In 1958 a cybernetics research group consisting of the zoologist Bernhard Hassenstein, the physicist Hans Wenking and theoretical physicist Werner Reichardt was established at the Max Planck Institute for Biology. After the departure of Hassenstein from Tübingen in 1960, the research group was upgraded to a department under the leadership of Reichardt. This starting point led to the foundation of the Max Planck Institute for Biological Cybernetics by Reichardt in 1968. The main research focus was, from the very beginning, the perception and processing of visual information in the nervous system. In the early years of the Institute, the emphasis was on analysis of the visual system in insects. Subsequent staff appointments, progress in the area of perception as well as developments in the available technology have led to a shift during the last 15 years, so that the main research focus is now on the elucidation of cognitive processes.
The two departments “Human Perception, Cognition and Action” (founded in 1993) and “Physiology of Cognitive Processes” (founded in 1997) approach the subject using complementary methods which aim to clarify systematically the complex activities in the brains of primates. The work of these departments was further complemented in 2001 with the founding of the department of “Empirical Inference”. With the establishment in 2006 of a fourth department, the High-Field Magnetic Resonance Center, the expansion of the Institute was completed.
The Friedrich Miescher Laboratory (FML) was founded in 1969 by the Max Planck Society to support young researchers. It was named after the Swiss physician and biologist Friedrich Miescher, who discovered DNA 140 years ago in Tübingen. Many renowned scientists, amongst them Christiane Nüsslein-Volhard, started their career at the FML. It offers outstanding junior scientists the opportunity to establish a research group, realize their own research ideas and launch an independent research career.

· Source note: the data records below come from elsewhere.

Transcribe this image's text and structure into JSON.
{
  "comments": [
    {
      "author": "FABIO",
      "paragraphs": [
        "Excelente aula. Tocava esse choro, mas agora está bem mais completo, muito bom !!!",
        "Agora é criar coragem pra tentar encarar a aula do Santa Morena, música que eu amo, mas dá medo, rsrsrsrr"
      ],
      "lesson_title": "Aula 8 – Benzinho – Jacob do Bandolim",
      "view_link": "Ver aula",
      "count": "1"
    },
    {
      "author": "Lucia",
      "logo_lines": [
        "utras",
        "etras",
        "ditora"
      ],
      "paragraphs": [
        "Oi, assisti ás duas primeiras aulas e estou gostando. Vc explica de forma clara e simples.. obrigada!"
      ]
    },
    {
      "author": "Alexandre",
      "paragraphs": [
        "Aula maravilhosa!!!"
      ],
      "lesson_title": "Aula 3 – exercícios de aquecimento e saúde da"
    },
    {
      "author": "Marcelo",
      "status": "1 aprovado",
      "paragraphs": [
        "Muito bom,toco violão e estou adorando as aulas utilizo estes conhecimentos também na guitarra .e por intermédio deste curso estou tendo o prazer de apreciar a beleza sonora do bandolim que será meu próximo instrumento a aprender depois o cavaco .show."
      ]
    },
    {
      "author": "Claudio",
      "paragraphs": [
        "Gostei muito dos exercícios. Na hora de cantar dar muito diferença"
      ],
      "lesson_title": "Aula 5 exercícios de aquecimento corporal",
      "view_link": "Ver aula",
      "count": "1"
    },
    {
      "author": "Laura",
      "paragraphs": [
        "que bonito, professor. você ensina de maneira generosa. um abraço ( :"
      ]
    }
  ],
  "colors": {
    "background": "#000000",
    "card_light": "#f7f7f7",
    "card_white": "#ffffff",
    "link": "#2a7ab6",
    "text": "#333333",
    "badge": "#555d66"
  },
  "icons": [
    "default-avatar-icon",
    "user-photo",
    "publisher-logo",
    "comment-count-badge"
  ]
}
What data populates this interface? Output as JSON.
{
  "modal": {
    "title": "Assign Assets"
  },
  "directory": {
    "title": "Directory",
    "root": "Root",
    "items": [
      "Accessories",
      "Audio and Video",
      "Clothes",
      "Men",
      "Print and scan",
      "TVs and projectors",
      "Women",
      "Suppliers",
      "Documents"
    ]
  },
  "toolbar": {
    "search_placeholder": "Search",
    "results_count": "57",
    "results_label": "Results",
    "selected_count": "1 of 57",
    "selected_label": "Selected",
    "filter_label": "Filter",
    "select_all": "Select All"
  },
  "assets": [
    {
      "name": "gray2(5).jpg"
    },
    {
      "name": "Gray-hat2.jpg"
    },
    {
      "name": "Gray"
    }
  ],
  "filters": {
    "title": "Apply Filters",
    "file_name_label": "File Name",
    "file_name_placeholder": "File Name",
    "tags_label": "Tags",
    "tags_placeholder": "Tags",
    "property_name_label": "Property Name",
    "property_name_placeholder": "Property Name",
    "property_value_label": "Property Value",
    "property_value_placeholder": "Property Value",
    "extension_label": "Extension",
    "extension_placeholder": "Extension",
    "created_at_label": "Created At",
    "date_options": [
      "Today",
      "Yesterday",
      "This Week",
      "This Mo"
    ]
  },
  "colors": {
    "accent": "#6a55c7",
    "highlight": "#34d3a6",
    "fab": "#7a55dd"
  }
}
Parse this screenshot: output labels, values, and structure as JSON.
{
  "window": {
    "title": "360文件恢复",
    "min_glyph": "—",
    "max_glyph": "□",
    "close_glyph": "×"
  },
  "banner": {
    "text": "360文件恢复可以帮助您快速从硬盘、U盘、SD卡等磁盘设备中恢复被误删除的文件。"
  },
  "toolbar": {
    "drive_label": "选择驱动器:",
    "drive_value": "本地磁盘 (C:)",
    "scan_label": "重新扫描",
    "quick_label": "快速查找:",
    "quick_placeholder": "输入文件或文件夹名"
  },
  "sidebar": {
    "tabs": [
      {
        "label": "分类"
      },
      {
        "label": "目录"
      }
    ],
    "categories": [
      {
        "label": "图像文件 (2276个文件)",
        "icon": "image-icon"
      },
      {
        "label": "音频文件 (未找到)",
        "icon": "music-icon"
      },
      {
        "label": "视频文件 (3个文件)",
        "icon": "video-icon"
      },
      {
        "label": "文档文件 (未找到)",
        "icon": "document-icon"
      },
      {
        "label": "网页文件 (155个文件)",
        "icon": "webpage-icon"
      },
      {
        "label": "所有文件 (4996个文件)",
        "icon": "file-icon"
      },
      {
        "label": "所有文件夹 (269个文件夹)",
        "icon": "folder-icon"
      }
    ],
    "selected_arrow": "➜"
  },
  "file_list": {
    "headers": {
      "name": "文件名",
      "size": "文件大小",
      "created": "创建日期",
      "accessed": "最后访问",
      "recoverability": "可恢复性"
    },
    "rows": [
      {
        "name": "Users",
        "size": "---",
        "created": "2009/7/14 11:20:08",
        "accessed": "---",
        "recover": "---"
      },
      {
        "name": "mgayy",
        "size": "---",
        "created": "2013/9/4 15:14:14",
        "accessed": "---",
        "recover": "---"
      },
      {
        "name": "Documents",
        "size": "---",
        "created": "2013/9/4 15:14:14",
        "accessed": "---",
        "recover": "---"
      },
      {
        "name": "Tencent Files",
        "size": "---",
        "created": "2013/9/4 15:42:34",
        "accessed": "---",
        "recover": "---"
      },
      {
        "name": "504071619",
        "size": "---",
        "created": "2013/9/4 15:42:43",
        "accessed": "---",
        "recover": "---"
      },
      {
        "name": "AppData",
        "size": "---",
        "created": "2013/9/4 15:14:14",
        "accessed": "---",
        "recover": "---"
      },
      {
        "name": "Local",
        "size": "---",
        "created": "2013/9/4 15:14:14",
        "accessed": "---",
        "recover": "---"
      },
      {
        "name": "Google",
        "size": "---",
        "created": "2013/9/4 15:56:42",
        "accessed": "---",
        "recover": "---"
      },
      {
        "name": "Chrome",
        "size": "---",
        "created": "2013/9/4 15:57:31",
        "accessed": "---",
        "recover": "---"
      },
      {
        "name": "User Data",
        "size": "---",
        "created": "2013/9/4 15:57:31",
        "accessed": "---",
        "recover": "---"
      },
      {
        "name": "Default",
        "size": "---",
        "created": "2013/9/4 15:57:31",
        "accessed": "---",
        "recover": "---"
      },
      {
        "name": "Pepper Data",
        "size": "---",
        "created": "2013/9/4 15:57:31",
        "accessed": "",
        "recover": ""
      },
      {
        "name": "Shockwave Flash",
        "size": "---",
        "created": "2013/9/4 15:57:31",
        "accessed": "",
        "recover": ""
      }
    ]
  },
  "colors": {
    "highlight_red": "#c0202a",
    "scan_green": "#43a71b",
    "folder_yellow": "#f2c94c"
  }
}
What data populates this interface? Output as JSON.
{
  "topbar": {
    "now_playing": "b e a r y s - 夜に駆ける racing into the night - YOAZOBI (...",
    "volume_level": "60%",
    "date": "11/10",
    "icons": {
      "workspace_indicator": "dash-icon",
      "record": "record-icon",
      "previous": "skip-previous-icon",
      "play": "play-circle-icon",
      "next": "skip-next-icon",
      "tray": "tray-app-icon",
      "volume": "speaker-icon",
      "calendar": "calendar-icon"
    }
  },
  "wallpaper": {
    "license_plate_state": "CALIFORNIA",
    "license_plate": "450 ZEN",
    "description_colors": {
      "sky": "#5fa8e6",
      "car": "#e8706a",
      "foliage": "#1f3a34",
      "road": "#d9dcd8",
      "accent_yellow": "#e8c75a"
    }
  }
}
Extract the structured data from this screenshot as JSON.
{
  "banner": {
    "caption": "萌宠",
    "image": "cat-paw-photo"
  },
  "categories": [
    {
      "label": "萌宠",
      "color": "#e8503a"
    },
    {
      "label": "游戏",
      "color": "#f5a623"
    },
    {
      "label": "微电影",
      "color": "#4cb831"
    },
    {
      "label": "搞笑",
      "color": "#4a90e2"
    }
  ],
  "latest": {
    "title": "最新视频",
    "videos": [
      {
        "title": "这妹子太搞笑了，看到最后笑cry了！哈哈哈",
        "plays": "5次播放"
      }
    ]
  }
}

During the last 40 years more than 25 junior research groups have worked on different biological questions at the FML. The current four junior groups are investigating how genetic information is encoded in the DNA and reliably inherited and how signals are transducted in plant cells.